# Input
▼▼▼
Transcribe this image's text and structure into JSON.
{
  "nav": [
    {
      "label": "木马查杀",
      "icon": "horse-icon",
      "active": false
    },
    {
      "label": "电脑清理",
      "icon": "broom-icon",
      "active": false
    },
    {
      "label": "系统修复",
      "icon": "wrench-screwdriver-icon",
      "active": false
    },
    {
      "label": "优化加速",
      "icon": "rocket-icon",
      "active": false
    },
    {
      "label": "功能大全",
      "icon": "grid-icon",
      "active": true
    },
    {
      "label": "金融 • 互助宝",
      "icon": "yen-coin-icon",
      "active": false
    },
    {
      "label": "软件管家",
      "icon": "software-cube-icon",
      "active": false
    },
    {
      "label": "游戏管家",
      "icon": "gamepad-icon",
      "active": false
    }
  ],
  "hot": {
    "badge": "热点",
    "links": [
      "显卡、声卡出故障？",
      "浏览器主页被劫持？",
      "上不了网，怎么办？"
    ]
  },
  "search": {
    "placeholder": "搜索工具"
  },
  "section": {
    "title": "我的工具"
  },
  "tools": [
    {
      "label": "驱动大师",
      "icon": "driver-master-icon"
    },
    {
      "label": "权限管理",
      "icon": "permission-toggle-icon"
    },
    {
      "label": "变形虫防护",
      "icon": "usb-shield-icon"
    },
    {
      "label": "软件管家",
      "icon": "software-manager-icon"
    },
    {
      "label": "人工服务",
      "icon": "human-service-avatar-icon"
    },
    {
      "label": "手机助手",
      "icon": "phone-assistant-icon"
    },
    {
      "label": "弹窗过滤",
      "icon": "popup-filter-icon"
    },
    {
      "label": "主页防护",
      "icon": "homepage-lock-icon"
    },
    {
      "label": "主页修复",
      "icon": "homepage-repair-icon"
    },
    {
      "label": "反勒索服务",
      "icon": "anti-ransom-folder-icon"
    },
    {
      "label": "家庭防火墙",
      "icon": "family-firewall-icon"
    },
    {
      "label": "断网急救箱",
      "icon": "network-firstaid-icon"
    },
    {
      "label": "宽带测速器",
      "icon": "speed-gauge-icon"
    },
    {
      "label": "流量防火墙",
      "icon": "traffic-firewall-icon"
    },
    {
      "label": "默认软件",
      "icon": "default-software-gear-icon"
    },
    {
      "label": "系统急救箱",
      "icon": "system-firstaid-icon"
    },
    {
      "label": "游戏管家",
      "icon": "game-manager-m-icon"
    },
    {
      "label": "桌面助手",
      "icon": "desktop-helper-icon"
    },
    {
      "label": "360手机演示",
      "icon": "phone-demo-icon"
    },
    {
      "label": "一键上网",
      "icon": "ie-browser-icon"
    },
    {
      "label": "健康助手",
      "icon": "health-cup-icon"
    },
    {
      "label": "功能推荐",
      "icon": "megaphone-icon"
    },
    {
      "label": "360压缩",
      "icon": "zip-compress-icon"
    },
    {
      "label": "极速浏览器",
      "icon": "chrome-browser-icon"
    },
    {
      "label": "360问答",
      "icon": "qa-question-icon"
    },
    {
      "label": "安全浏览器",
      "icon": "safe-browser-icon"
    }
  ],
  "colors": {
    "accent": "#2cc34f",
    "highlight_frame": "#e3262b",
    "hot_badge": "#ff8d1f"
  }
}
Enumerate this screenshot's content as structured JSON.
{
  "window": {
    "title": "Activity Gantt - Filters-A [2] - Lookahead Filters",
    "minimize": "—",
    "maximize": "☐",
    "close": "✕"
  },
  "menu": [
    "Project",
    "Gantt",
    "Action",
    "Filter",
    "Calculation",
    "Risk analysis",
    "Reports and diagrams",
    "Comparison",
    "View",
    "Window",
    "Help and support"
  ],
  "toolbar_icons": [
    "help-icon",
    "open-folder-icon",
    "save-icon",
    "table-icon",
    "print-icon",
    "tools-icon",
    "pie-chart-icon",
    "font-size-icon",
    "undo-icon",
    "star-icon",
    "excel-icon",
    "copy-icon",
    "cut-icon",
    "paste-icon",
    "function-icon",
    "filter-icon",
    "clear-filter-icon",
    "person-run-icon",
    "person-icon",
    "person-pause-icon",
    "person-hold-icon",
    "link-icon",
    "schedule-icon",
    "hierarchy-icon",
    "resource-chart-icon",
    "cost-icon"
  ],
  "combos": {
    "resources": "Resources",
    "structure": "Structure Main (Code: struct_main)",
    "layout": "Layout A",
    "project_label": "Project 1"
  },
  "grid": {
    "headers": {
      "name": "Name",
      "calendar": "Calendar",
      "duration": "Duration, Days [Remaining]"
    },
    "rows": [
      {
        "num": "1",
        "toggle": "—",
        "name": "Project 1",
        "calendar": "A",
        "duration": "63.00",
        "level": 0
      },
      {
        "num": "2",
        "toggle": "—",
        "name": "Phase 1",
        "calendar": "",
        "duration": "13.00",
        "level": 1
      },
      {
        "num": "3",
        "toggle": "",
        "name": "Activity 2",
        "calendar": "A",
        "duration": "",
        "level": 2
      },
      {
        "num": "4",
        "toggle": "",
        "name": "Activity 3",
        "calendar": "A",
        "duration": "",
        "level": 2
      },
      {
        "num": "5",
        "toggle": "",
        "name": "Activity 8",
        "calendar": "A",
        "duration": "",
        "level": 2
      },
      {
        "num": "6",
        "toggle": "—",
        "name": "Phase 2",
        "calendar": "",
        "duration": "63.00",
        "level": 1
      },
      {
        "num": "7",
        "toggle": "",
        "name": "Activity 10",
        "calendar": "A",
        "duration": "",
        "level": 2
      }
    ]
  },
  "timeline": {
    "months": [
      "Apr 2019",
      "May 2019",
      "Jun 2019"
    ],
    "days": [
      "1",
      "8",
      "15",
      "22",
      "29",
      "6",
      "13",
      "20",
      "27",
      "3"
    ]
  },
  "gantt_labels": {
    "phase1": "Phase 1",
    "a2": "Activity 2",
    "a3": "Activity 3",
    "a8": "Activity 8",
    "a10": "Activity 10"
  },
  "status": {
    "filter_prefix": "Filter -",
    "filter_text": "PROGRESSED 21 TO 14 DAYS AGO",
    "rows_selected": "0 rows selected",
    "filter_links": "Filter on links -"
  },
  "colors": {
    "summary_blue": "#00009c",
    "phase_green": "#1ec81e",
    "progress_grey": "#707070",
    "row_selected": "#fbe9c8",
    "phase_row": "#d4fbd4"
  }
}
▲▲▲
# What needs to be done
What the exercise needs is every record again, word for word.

# Response
Transcribe this image's text and structure into JSON.
{
  "nav": [
    {
      "label": "木马查杀",
      "icon": "horse-icon",
      "active": false
    },
    {
      "label": "电脑清理",
      "icon": "broom-icon",
      "active": false
    },
    {
      "label": "系统修复",
      "icon": "wrench-screwdriver-icon",
      "active": false
    },
    {
      "label": "优化加速",
      "icon": "rocket-icon",
      "active": false
    },
    {
      "label": "功能大全",
      "icon": "grid-icon",
      "active": true
    },
    {
      "label": "金融 • 互助宝",
      "icon": "yen-coin-icon",
      "active": false
    },
    {
      "label": "软件管家",
      "icon": "software-cube-icon",
      "active": false
    },
    {
      "label": "游戏管家",
      "icon": "gamepad-icon",
      "active": false
    }
  ],
  "hot": {
    "badge": "热点",
    "links": [
      "显卡、声卡出故障？",
      "浏览器主页被劫持？",
      "上不了网，怎么办？"
    ]
  },
  "search": {
    "placeholder": "搜索工具"
  },
  "section": {
    "title": "我的工具"
  },
  "tools": [
    {
      "label": "驱动大师",
      "icon": "driver-master-icon"
    },
    {
      "label": "权限管理",
      "icon": "permission-toggle-icon"
    },
    {
      "label": "变形虫防护",
      "icon": "usb-shield-icon"
    },
    {
      "label": "软件管家",
      "icon": "software-manager-icon"
    },
    {
      "label": "人工服务",
      "icon": "human-service-avatar-icon"
    },
    {
      "label": "手机助手",
      "icon": "phone-assistant-icon"
    },
    {
      "label": "弹窗过滤",
      "icon": "popup-filter-icon"
    },
    {
      "label": "主页防护",
      "icon": "homepage-lock-icon"
    },
    {
      "label": "主页修复",
      "icon": "homepage-repair-icon"
    },
    {
      "label": "反勒索服务",
      "icon": "anti-ransom-folder-icon"
    },
    {
      "label": "家庭防火墙",
      "icon": "family-firewall-icon"
    },
    {
      "label": "断网急救箱",
      "icon": "network-firstaid-icon"
    },
    {
      "label": "宽带测速器",
      "icon": "speed-gauge-icon"
    },
    {
      "label": "流量防火墙",
      "icon": "traffic-firewall-icon"
    },
    {
      "label": "默认软件",
      "icon": "default-software-gear-icon"
    },
    {
      "label": "系统急救箱",
      "icon": "system-firstaid-icon"
    },
    {
      "label": "游戏管家",
      "icon": "game-manager-m-icon"
    },
    {
      "label": "桌面助手",
      "icon": "desktop-helper-icon"
    },
    {
      "label": "360手机演示",
      "icon": "phone-demo-icon"
    },
    {
      "label": "一键上网",
      "icon": "ie-browser-icon"
    },
    {
      "label": "健康助手",
      "icon": "health-cup-icon"
    },
    {
      "label": "功能推荐",
      "icon": "megaphone-icon"
    },
    {
      "label": "360压缩",
      "icon": "zip-compress-icon"
    },
    {
      "label": "极速浏览器",
      "icon": "chrome-browser-icon"
    },
    {
      "label": "360问答",
      "icon": "qa-question-icon"
    },
    {
      "label": "安全浏览器",
      "icon": "safe-browser-icon"
    }
  ],
  "colors": {
    "accent": "#2cc34f",
    "highlight_frame": "#e3262b",
    "hot_badge": "#ff8d1f"
  }
}
Enumerate this screenshot's content as structured JSON.
{
  "window": {
    "title": "Activity Gantt - Filters-A [2] - Lookahead Filters",
    "minimize": "—",
    "maximize": "☐",
    "close": "✕"
  },
  "menu": [
    "Project",
    "Gantt",
    "Action",
    "Filter",
    "Calculation",
    "Risk analysis",
    "Reports and diagrams",
    "Comparison",
    "View",
    "Window",
    "Help and support"
  ],
  "toolbar_icons": [
    "help-icon",
    "open-folder-icon",
    "save-icon",
    "table-icon",
    "print-icon",
    "tools-icon",
    "pie-chart-icon",
    "font-size-icon",
    "undo-icon",
    "star-icon",
    "excel-icon",
    "copy-icon",
    "cut-icon",
    "paste-icon",
    "function-icon",
    "filter-icon",
    "clear-filter-icon",
    "person-run-icon",
    "person-icon",
    "person-pause-icon",
    "person-hold-icon",
    "link-icon",
    "schedule-icon",
    "hierarchy-icon",
    "resource-chart-icon",
    "cost-icon"
  ],
  "combos": {
    "resources": "Resources",
    "structure": "Structure Main (Code: struct_main)",
    "layout": "Layout A",
    "project_label": "Project 1"
  },
  "grid": {
    "headers": {
      "name": "Name",
      "calendar": "Calendar",
      "duration": "Duration, Days [Remaining]"
    },
    "rows": [
      {
        "num": "1",
        "toggle": "—",
        "name": "Project 1",
        "calendar": "A",
        "duration": "63.00",
        "level": 0
      },
      {
        "num": "2",
        "toggle": "—",
        "name": "Phase 1",
        "calendar": "",
        "duration": "13.00",
        "level": 1
      },
      {
        "num": "3",
        "toggle": "",
        "name": "Activity 2",
        "calendar": "A",
        "duration": "",
        "level": 2
      },
      {
        "num": "4",
        "toggle": "",
        "name": "Activity 3",
        "calendar": "A",
        "duration": "",
        "level": 2
      },
      {
        "num": "5",
        "toggle": "",
        "name": "Activity 8",
        "calendar": "A",
        "duration": "",
        "level": 2
      },
      {
        "num": "6",
        "toggle": "—",
        "name": "Phase 2",
        "calendar": "",
        "duration": "63.00",
        "level": 1
      },
      {
        "num": "7",
        "toggle": "",
        "name": "Activity 10",
        "calendar": "A",
        "duration": "",
        "level": 2
      }
    ]
  },
  "timeline": {
    "months": [
      "Apr 2019",
      "May 2019",
      "Jun 2019"
    ],
    "days": [
      "1",
      "8",
      "15",
      "22",
      "29",
      "6",
      "13",
      "20",
      "27",
      "3"
    ]
  },
  "gantt_labels": {
    "phase1": "Phase 1",
    "a2": "Activity 2",
    "a3": "Activity 3",
    "a8": "Activity 8",
    "a10": "Activity 10"
  },
  "status": {
    "filter_prefix": "Filter -",
    "filter_text": "PROGRESSED 21 TO 14 DAYS AGO",
    "rows_selected": "0 rows selected",
    "filter_links": "Filter on links -"
  },
  "colors": {
    "summary_blue": "#00009c",
    "phase_green": "#1ec81e",
    "progress_grey": "#707070",
    "row_selected": "#fbe9c8",
    "phase_row": "#d4fbd4"
  }
}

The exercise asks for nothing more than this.